Martin Prado is a solid baseball player and he seems determined to rebound after a rough 2011 campaign, but the main issue with him is that he does not do anything particularly well. He lacks impact power, does not get on base at a particularly high rate and won't steal more than a handful of bases. His position versatility could be beneficial depending on your league rules, but he's really nothing more than a utility player for your team at this point. Using him as a starter would be a mistake unless there are no better options, and you'll likely have to draft him as a starter if you hope to get him on your team.
Most believed Julio Teheran would begin the year as the No. 5 starter in Atlanta, but it appears he may begin in the bullpen or even Triple-A due to pitching depth. That could change with injuries, though, and will be something to monitor going forward.
Many view Teheran as the top-prospect in the organization and MLB.com had him as the fourth-best prospect in the game. With the injury concerns to Hudson (back), Hanson (shoulder), Jurrjens (knee), it is safe to say Teheran will likely see plenty of time with the Braves in 2012. Look to snatch him up in the late rounds.
Shortstop Tyler Pastornicky will be thrown into the fire this upcoming season due to financial restrictions from the front office. He batted .314/.359/.414 in 2011 at the two highest levels in the Minor Leagues and stole 27 bases on 38 attempts. Pastornicky will not hit for much power and his on-base skills are not great, but there really isn't anyone in Atlanta that could take the job away from him.
TP will go undrafted in just about every draft this spring unless it's a deep NL-only league, but he is definitely a player to keep an eye on. You can never have enough shortstops and he will be given every chance to succeed.
Other Players I Love:
Michael Bourn - The speedy center fielder will be looking for his first big free agent contract in the offseason. What better to do to increase your value than to steal a base every single chance you get? Upwards of 60 steals with a strong BA/OBP is pretty likely at this point. He will require an early round pick, but Bourn can carry your entire squad with the number of stolen bases he'll rack up on a weekly basis.
Mike Minor - Hanson, Beachy and Hudson may go earlier in the draft, but Mike Minor is the real deal. He has made 23 starts in the last two seasons while filing in for injured players and featured a FIP of 3.51, K/9 of 8.76, BB/9 of 3.27 and is capable of pitching deep into games.

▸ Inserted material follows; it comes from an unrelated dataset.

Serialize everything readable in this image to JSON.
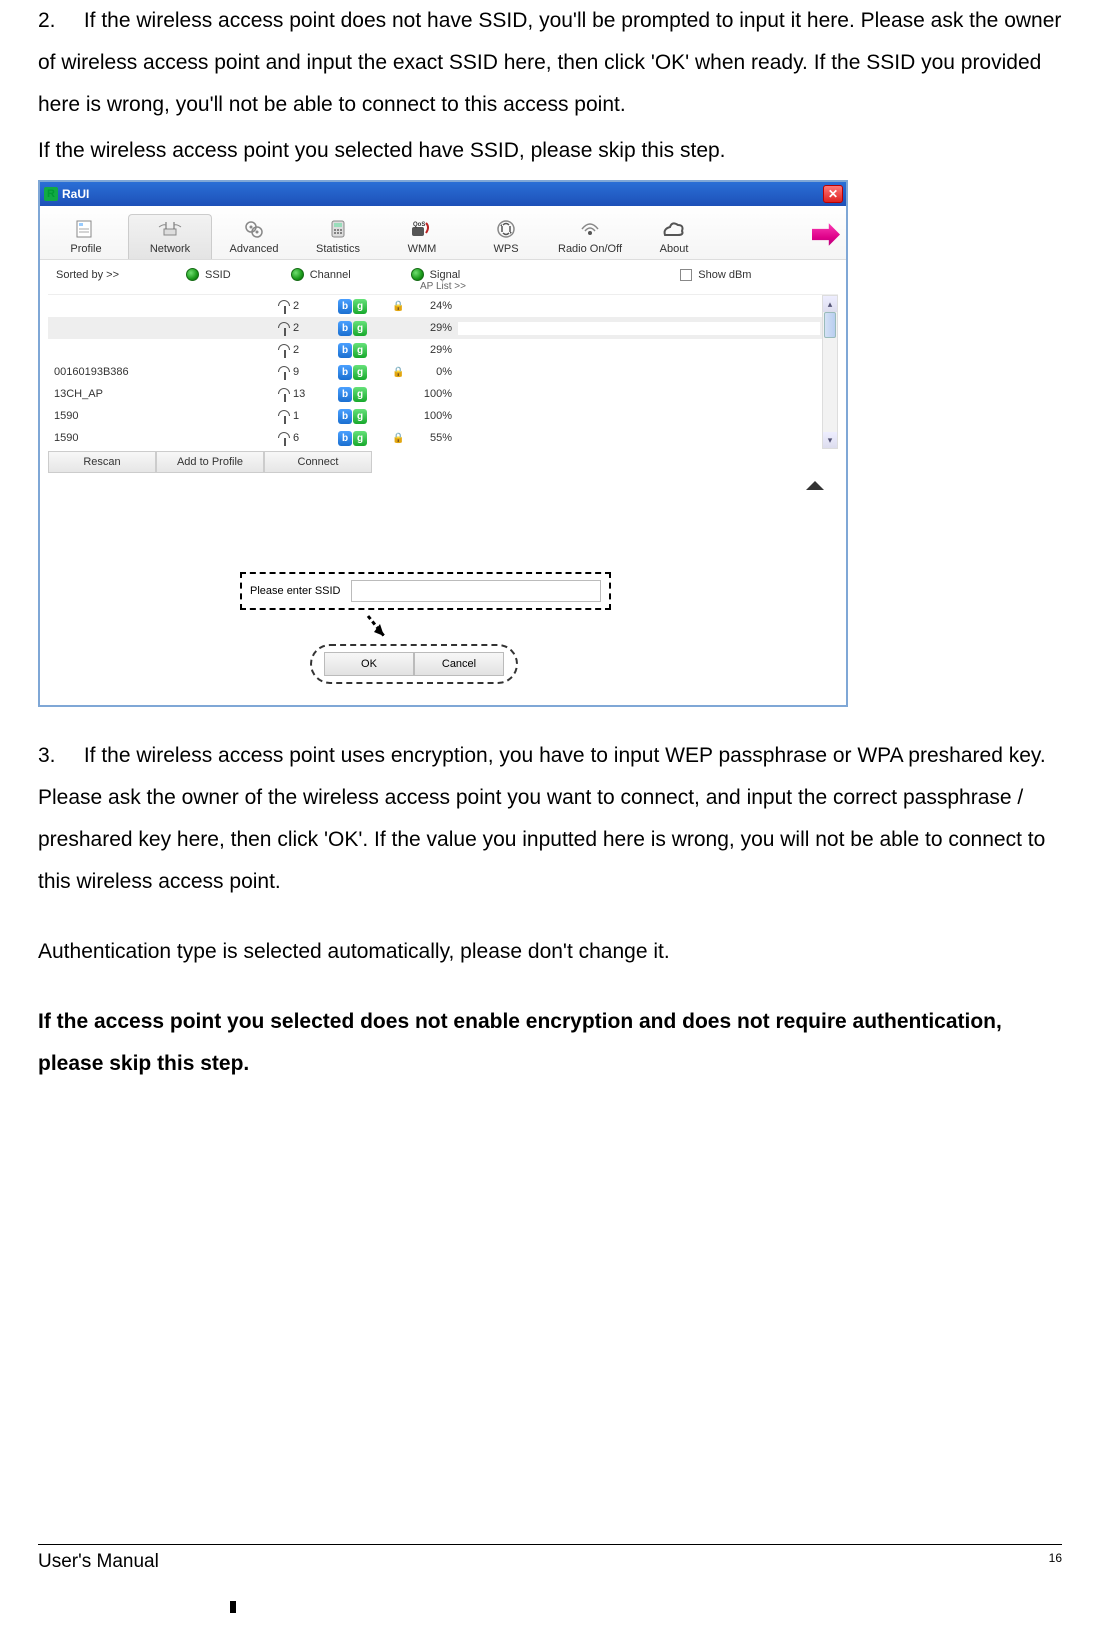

He will most likely be the No. 5 starter in Atlanta to begin the season and will be given every chance to be successful.
Jonny Venters - He's made 164 appearances out of the bullpen in the last two years and his FIP in that time (2.96) is more than an entire run higher than his ERA (1.89). Venters will be the set-up man in Atlanta and is still a very valuable bullpen option, but tread carefully. Only use a late round pick on him.